EXERCISE GOAL:
All of the data is to be printed exactly, though the images must be left off.

MATERIAL FOR THIS EXERCISE:
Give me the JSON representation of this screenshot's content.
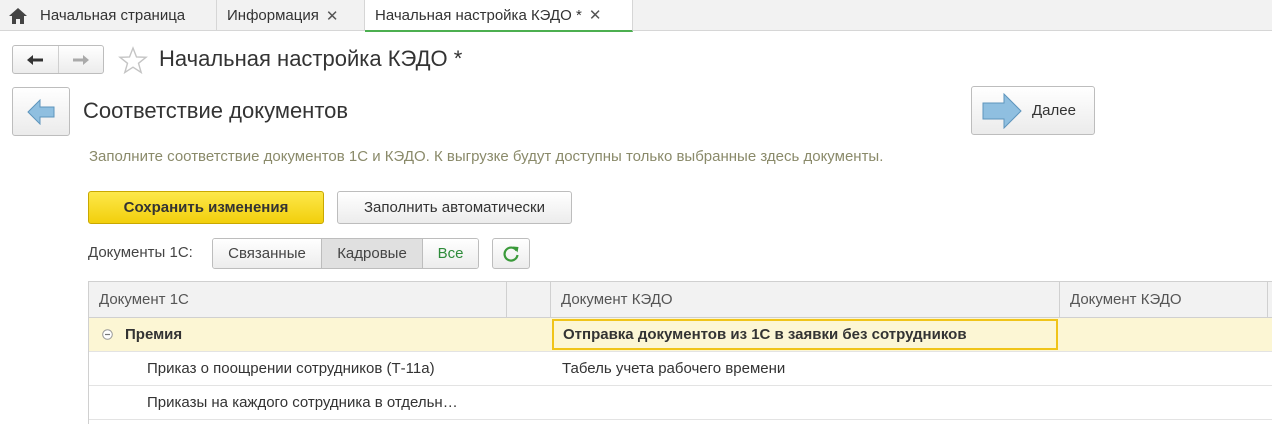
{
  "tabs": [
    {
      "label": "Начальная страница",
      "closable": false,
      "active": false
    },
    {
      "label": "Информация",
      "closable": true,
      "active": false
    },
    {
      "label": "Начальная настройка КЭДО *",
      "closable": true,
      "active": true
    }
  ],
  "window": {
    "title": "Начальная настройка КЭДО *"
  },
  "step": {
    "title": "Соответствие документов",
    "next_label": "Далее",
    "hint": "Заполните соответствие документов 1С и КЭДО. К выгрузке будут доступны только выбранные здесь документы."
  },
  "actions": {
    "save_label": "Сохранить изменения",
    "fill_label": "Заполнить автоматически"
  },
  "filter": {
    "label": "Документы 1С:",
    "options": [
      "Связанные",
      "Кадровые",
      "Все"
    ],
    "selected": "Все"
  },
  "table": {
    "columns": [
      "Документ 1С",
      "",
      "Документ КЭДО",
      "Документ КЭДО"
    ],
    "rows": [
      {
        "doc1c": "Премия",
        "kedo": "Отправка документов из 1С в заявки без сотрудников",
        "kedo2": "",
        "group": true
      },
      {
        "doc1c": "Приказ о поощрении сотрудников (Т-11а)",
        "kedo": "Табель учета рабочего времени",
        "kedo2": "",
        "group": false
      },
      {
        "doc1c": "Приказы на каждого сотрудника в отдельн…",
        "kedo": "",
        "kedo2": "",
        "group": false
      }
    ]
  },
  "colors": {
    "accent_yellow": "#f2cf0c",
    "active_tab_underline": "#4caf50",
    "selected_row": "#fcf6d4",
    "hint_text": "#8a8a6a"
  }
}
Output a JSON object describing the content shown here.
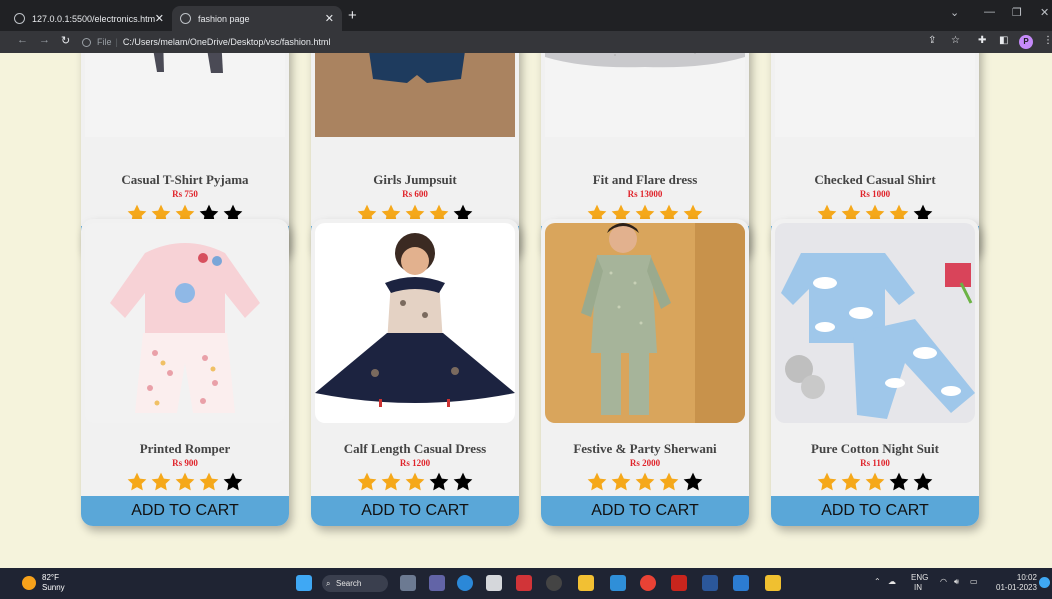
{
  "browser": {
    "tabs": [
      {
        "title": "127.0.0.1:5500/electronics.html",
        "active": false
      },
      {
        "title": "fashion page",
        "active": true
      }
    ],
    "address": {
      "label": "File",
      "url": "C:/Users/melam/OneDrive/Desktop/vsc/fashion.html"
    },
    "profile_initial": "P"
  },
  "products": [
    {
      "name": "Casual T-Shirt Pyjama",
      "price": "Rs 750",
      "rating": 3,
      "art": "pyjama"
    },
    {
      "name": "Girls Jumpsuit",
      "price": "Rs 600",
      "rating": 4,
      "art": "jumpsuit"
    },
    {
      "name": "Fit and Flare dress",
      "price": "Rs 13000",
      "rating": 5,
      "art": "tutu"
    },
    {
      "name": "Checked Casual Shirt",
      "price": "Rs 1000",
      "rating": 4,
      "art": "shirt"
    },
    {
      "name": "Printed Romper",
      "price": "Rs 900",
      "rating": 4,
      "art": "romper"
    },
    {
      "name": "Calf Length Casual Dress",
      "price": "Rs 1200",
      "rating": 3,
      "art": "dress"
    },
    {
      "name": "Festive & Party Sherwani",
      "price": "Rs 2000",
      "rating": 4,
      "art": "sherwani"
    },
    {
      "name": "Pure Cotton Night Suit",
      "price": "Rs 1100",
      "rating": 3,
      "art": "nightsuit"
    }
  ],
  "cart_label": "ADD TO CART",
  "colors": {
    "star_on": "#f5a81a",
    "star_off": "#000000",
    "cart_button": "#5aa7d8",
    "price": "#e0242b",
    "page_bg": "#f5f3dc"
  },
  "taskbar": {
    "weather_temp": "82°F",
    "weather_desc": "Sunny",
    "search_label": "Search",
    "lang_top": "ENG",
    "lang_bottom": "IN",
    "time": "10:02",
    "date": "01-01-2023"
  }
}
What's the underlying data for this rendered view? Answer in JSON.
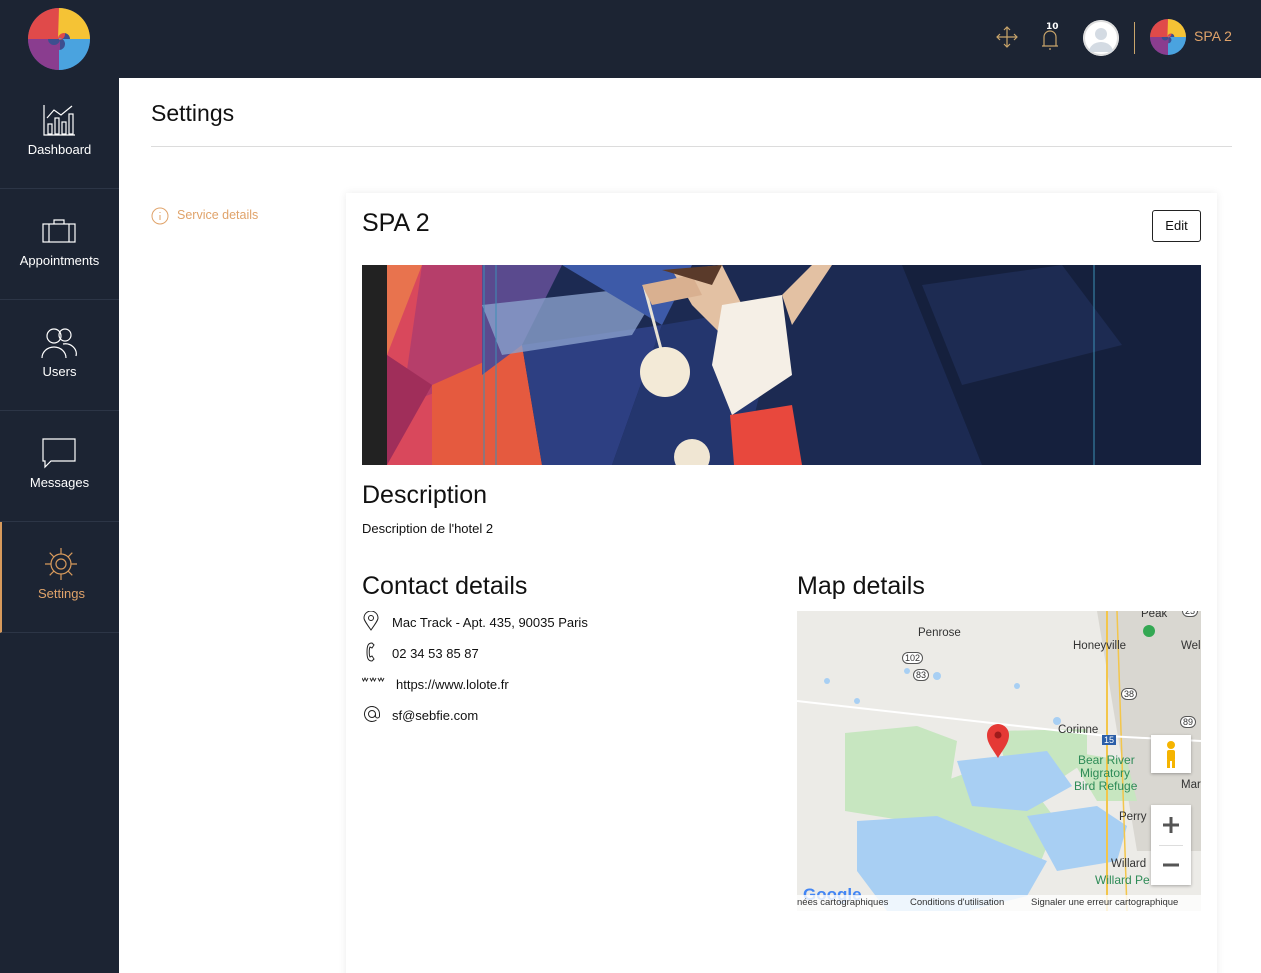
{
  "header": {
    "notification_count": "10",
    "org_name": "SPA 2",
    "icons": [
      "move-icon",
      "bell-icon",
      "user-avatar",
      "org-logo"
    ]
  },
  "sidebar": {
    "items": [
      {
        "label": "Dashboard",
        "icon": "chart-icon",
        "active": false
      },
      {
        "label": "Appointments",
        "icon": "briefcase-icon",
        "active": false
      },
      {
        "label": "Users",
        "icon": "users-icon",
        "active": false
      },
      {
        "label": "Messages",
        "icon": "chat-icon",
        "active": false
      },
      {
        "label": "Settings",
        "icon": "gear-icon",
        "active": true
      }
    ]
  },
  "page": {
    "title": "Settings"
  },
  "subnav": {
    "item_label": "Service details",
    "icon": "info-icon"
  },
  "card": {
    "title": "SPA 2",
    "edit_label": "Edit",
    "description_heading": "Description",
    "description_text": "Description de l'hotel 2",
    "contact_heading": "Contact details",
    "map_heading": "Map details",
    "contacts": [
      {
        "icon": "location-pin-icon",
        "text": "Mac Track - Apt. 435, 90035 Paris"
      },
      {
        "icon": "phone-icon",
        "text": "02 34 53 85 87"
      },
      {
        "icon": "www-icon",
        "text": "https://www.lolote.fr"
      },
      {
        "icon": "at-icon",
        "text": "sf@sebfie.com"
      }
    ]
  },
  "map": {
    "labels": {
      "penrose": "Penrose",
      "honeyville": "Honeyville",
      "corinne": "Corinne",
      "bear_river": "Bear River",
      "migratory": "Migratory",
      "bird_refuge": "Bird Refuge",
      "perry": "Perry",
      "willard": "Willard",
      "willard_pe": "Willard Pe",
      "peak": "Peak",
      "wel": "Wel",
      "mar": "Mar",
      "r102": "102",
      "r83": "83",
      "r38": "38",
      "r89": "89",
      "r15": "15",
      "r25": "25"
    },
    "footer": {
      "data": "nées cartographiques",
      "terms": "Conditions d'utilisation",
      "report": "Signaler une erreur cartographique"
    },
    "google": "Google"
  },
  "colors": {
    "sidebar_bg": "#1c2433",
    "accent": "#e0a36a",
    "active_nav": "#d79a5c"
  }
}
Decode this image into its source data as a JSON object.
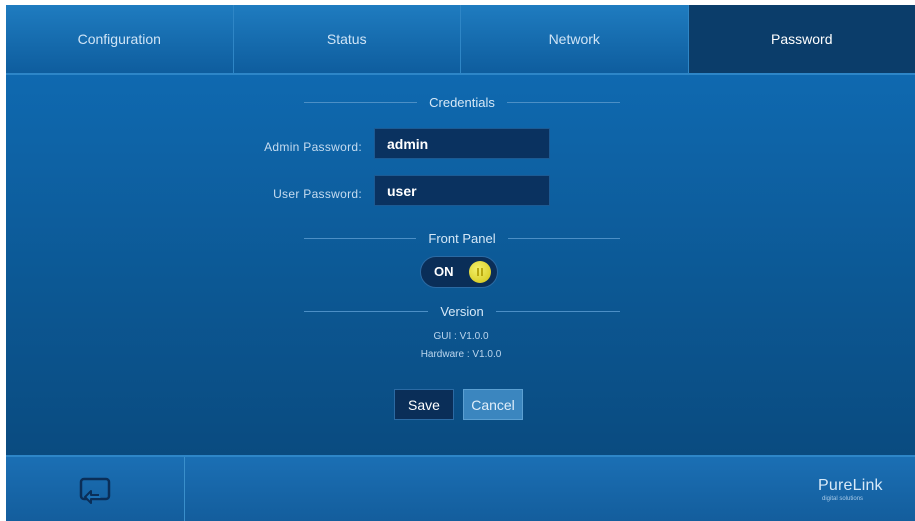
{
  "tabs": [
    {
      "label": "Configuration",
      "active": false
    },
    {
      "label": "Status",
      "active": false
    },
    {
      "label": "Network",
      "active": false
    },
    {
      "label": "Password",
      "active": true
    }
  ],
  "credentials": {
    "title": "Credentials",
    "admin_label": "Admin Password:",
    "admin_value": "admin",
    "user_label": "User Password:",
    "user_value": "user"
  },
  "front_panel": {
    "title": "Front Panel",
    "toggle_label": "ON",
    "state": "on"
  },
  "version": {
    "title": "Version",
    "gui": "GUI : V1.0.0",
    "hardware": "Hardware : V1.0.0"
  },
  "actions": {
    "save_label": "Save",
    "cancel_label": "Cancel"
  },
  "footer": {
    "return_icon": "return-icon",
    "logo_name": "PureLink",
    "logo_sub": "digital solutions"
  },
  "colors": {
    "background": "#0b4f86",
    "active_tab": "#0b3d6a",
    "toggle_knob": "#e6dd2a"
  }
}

SOLVED PROBLEM:
Give me the JSON representation of this screenshot's content.
{
  "tabs": [
    {
      "label": "Начальная страница",
      "closable": false,
      "active": false
    },
    {
      "label": "Информация",
      "closable": true,
      "active": false
    },
    {
      "label": "Начальная настройка КЭДО *",
      "closable": true,
      "active": true
    }
  ],
  "window": {
    "title": "Начальная настройка КЭДО *"
  },
  "step": {
    "title": "Соответствие документов",
    "next_label": "Далее",
    "hint": "Заполните соответствие документов 1С и КЭДО. К выгрузке будут доступны только выбранные здесь документы."
  },
  "actions": {
    "save_label": "Сохранить изменения",
    "fill_label": "Заполнить автоматически"
  },
  "filter": {
    "label": "Документы 1С:",
    "options": [
      "Связанные",
      "Кадровые",
      "Все"
    ],
    "selected": "Все"
  },
  "table": {
    "columns": [
      "Документ 1С",
      "",
      "Документ КЭДО",
      "Документ КЭДО"
    ],
    "rows": [
      {
        "doc1c": "Премия",
        "kedo": "Отправка документов из 1С в заявки без сотрудников",
        "kedo2": "",
        "group": true
      },
      {
        "doc1c": "Приказ о поощрении сотрудников (Т-11а)",
        "kedo": "Табель учета рабочего времени",
        "kedo2": "",
        "group": false
      },
      {
        "doc1c": "Приказы на каждого сотрудника в отдельн…",
        "kedo": "",
        "kedo2": "",
        "group": false
      }
    ]
  },
  "colors": {
    "accent_yellow": "#f2cf0c",
    "active_tab_underline": "#4caf50",
    "selected_row": "#fcf6d4",
    "hint_text": "#8a8a6a"
  }
}
Output a JSON object describing the content shown here.
{
  "browser": {
    "tabs": [
      {
        "title": "127.0.0.1:5500/electronics.html",
        "active": false
      },
      {
        "title": "fashion page",
        "active": true
      }
    ],
    "address": {
      "label": "File",
      "url": "C:/Users/melam/OneDrive/Desktop/vsc/fashion.html"
    },
    "profile_initial": "P"
  },
  "products": [
    {
      "name": "Casual T-Shirt Pyjama",
      "price": "Rs 750",
      "rating": 3,
      "art": "pyjama"
    },
    {
      "name": "Girls Jumpsuit",
      "price": "Rs 600",
      "rating": 4,
      "art": "jumpsuit"
    },
    {
      "name": "Fit and Flare dress",
      "price": "Rs 13000",
      "rating": 5,
      "art": "tutu"
    },
    {
      "name": "Checked Casual Shirt",
      "price": "Rs 1000",
      "rating": 4,
      "art": "shirt"
    },
    {
      "name": "Printed Romper",
      "price": "Rs 900",
      "rating": 4,
      "art": "romper"
    },
    {
      "name": "Calf Length Casual Dress",
      "price": "Rs 1200",
      "rating": 3,
      "art": "dress"
    },
    {
      "name": "Festive & Party Sherwani",
      "price": "Rs 2000",
      "rating": 4,
      "art": "sherwani"
    },
    {
      "name": "Pure Cotton Night Suit",
      "price": "Rs 1100",
      "rating": 3,
      "art": "nightsuit"
    }
  ],
  "cart_label": "ADD TO CART",
  "colors": {
    "star_on": "#f5a81a",
    "star_off": "#000000",
    "cart_button": "#5aa7d8",
    "price": "#e0242b",
    "page_bg": "#f5f3dc"
  },
  "taskbar": {
    "weather_temp": "82°F",
    "weather_desc": "Sunny",
    "search_label": "Search",
    "lang_top": "ENG",
    "lang_bottom": "IN",
    "time": "10:02",
    "date": "01-01-2023"
  }
}
What's the underlying data for this rendered view? Answer in JSON.
{
  "header": {
    "notification_count": "10",
    "org_name": "SPA 2",
    "icons": [
      "move-icon",
      "bell-icon",
      "user-avatar",
      "org-logo"
    ]
  },
  "sidebar": {
    "items": [
      {
        "label": "Dashboard",
        "icon": "chart-icon",
        "active": false
      },
      {
        "label": "Appointments",
        "icon": "briefcase-icon",
        "active": false
      },
      {
        "label": "Users",
        "icon": "users-icon",
        "active": false
      },
      {
        "label": "Messages",
        "icon": "chat-icon",
        "active": false
      },
      {
        "label": "Settings",
        "icon": "gear-icon",
        "active": true
      }
    ]
  },
  "page": {
    "title": "Settings"
  },
  "subnav": {
    "item_label": "Service details",
    "icon": "info-icon"
  },
  "card": {
    "title": "SPA 2",
    "edit_label": "Edit",
    "description_heading": "Description",
    "description_text": "Description de l'hotel 2",
    "contact_heading": "Contact details",
    "map_heading": "Map details",
    "contacts": [
      {
        "icon": "location-pin-icon",
        "text": "Mac Track - Apt. 435, 90035 Paris"
      },
      {
        "icon": "phone-icon",
        "text": "02 34 53 85 87"
      },
      {
        "icon": "www-icon",
        "text": "https://www.lolote.fr"
      },
      {
        "icon": "at-icon",
        "text": "sf@sebfie.com"
      }
    ]
  },
  "map": {
    "labels": {
      "penrose": "Penrose",
      "honeyville": "Honeyville",
      "corinne": "Corinne",
      "bear_river": "Bear River",
      "migratory": "Migratory",
      "bird_refuge": "Bird Refuge",
      "perry": "Perry",
      "willard": "Willard",
      "willard_pe": "Willard Pe",
      "peak": "Peak",
      "wel": "Wel",
      "mar": "Mar",
      "r102": "102",
      "r83": "83",
      "r38": "38",
      "r89": "89",
      "r15": "15",
      "r25": "25"
    },
    "footer": {
      "data": "nées cartographiques",
      "terms": "Conditions d'utilisation",
      "report": "Signaler une erreur cartographique"
    },
    "google": "Google"
  },
  "colors": {
    "sidebar_bg": "#1c2433",
    "accent": "#e0a36a",
    "active_nav": "#d79a5c"
  }
}
Decode this image into its source data as a JSON object.
{
  "tabs": [
    {
      "label": "Configuration",
      "active": false
    },
    {
      "label": "Status",
      "active": false
    },
    {
      "label": "Network",
      "active": false
    },
    {
      "label": "Password",
      "active": true
    }
  ],
  "credentials": {
    "title": "Credentials",
    "admin_label": "Admin Password:",
    "admin_value": "admin",
    "user_label": "User Password:",
    "user_value": "user"
  },
  "front_panel": {
    "title": "Front Panel",
    "toggle_label": "ON",
    "state": "on"
  },
  "version": {
    "title": "Version",
    "gui": "GUI : V1.0.0",
    "hardware": "Hardware : V1.0.0"
  },
  "actions": {
    "save_label": "Save",
    "cancel_label": "Cancel"
  },
  "footer": {
    "return_icon": "return-icon",
    "logo_name": "PureLink",
    "logo_sub": "digital solutions"
  },
  "colors": {
    "background": "#0b4f86",
    "active_tab": "#0b3d6a",
    "toggle_knob": "#e6dd2a"
  }
}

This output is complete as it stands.